Test May Distinguish Mesothelioma from Benign Conditions

One of the biggest challenges for patients and clinicians dealing with malignant pleural mesothelioma is just getting a definitive diagnosis. Although mesothelioma is closely associated with asbestos, symptoms may not show up until decades after exposure, making it difficult to link the cause and effect. When symptoms such as chest pain and shortness of breath do occur, they are often attributed to other, less serious causes. But a recent article in Lung Cancer focuses on a promising new way to help distinguish mesothelioma from other conditions with similar characteristics. Researchers at the University of Chicago and cancer centers in the UK, France, and Japan say a glucose transport protein called GLUT-1 was present in half of the epithelioid mesothelioma cells … Continue reading Test May Distinguish Mesothelioma from Benign Conditions »

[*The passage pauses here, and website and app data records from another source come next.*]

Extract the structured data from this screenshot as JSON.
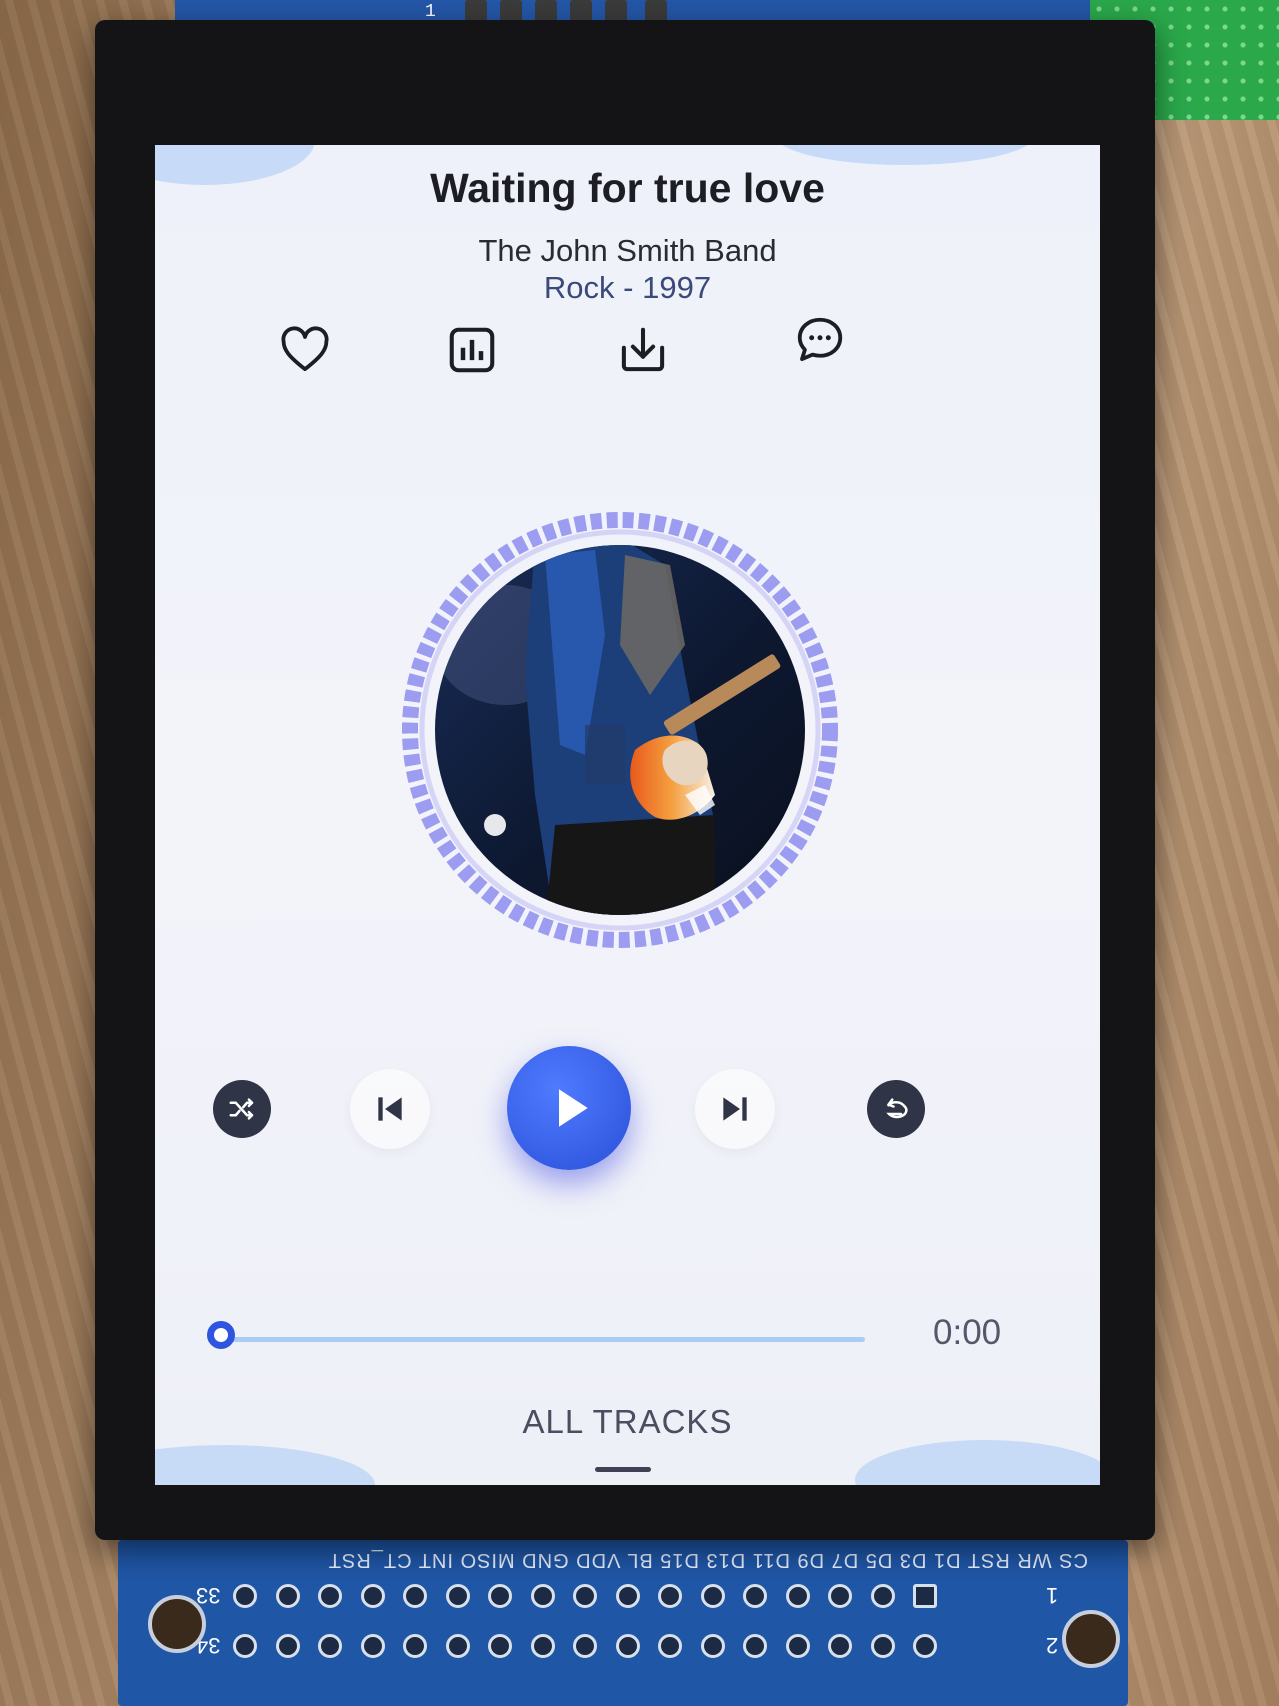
{
  "track": {
    "title": "Waiting for true love",
    "artist": "The John Smith Band",
    "genre_year": "Rock - 1997"
  },
  "actions": [
    {
      "name": "like",
      "icon": "heart-icon"
    },
    {
      "name": "equalizer",
      "icon": "bar-chart-icon"
    },
    {
      "name": "download",
      "icon": "download-icon"
    },
    {
      "name": "comments",
      "icon": "chat-bubble-icon"
    }
  ],
  "controls": {
    "shuffle_icon": "shuffle-icon",
    "previous_icon": "skip-previous-icon",
    "play_icon": "play-icon",
    "next_icon": "skip-next-icon",
    "repeat_icon": "repeat-icon"
  },
  "progress": {
    "time": "0:00",
    "fraction": 0
  },
  "all_tracks_label": "ALL TRACKS",
  "board": {
    "pin_labels": "CS WR RST D1 D3 D5 D7 D9 D11 D13 D15 BL VDD GND MISO INT CT_RST",
    "pin1": "1",
    "pin2": "2",
    "pin33": "33",
    "pin34": "34",
    "top_pin": "1"
  },
  "colors": {
    "accent": "#2f55e0",
    "ring": "#9c9cf0",
    "progress_track": "#a9ccf3",
    "dark_button": "#2f3446"
  }
}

Ape Virus Shrinks Mesothelioma Tumors in Lab

A virus that causes leukemia in gibbon apes may have the power to help fight malignant mesothelioma in people. Gibbon ape leukemia virus (GALV) has been tested for years as a viral vector, a carrier of therapeutic genetic information, in the treatment of various human illnesses, including cancer. A new study in Japan compared GALV with a leukemia virus derived from mice to see which carrier communicated most efficiently with mesothelioma cells. While both types of viruses replicated in most of the mesothelioma cell lines tested, the mouse-derived virus was not effective in a mesothelioma cell line called ACC-MESO-1. In this cell line, only the GALV spread efficiently both in culture and in mice that had been given human mesothelioma … Continue reading Ape Virus Shrinks Mesothelioma Tumors in Lab »

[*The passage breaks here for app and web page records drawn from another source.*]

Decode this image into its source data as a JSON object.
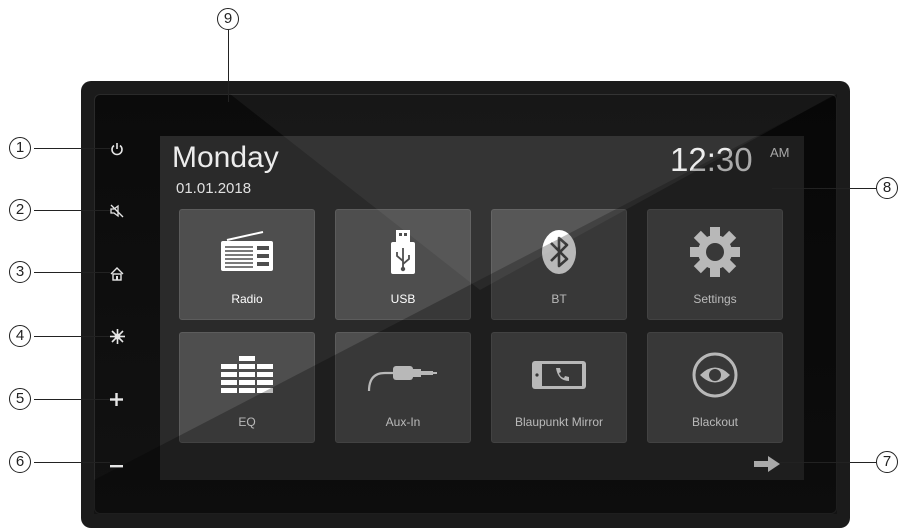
{
  "screen": {
    "day": "Monday",
    "date": "01.01.2018",
    "time": "12:30",
    "ampm": "AM"
  },
  "apps": [
    {
      "label": "Radio",
      "icon": "radio-icon"
    },
    {
      "label": "USB",
      "icon": "usb-icon"
    },
    {
      "label": "BT",
      "icon": "bluetooth-icon"
    },
    {
      "label": "Settings",
      "icon": "gear-icon"
    },
    {
      "label": "EQ",
      "icon": "equalizer-icon"
    },
    {
      "label": "Aux-In",
      "icon": "aux-cable-icon"
    },
    {
      "label": "Blaupunkt Mirror",
      "icon": "phone-mirror-icon"
    },
    {
      "label": "Blackout",
      "icon": "eye-icon"
    }
  ],
  "hardware_buttons": [
    {
      "name": "power-button",
      "icon": "power-icon",
      "glyph": "⏻"
    },
    {
      "name": "mute-button",
      "icon": "mute-icon",
      "glyph": "🔇"
    },
    {
      "name": "home-button",
      "icon": "home-icon",
      "glyph": "⌂"
    },
    {
      "name": "brightness-button",
      "icon": "sun-icon",
      "glyph": "✳"
    },
    {
      "name": "volume-up-button",
      "icon": "plus-icon",
      "glyph": "+"
    },
    {
      "name": "volume-down-button",
      "icon": "minus-icon",
      "glyph": "−"
    }
  ],
  "next_page_arrow": "arrow-right-icon",
  "callouts": [
    "1",
    "2",
    "3",
    "4",
    "5",
    "6",
    "7",
    "8",
    "9"
  ],
  "colors": {
    "tile": "#4e4e4e",
    "screen": "#2a2a2a",
    "bezel": "#111111",
    "text": "#ececec"
  }
}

Study Confirms Firefighters at Elevated Risk for Mesothelioma

Fire Fighter

A 5-year National Institute for Occupational Safety and Health (NIOSH) study of U.S. firefighters is the first to confirm what has long been suspected: Firefighters are definitely at higher risk for malignant mesothelioma. The study examined the mortality patterns and cancer incidence (including mesothelioma) among 30,000 firefighters in three major cities. The study subjects were all career firefighters who started their careers after 1950 and were followed through 2009. In order to get a diverse sample of firefighters from across the country, the study focused on firefighters from San Francisco, Chicago and Philadelphia. Comparing firefighters to a sampling of the general public, the study looked at 92 causes of death and 41 cancer incidence groupings, with a focus on 15 … Continue reading Study Confirms Firefighters at Elevated Risk for Mesothelioma »

Could Statin Drugs Help Fight Mesothelioma?

Lab Tech

A new study suggests that some of the most popular drugs used to treat high cholesterol may also help combat deadly malignant mesothelioma. That finding comes from Japanese research, published recently in the medical journal, Cancer Letters. The study found a “synergistic effect” in mesothelioma cells between two statin drugs, atorvastatin (Lipitor) and simvastatin (Zocor) and gamma tocotrienol (y-T3), a form of Vitamin E. “Statin+y-T3 combinations induced greater cell growth inhibition more than each single treatment,” write the authors in the summary of their findings. The combination of statin drugs and gamma-tocotrienol appears to work by inhibiting an important metabolic pathway inside the mesothelioma cells, making it impossible for them to synthesize or utilize certain critical molecules. When the researchers … Continue reading Could Statin Drugs Help Fight Mesothelioma? »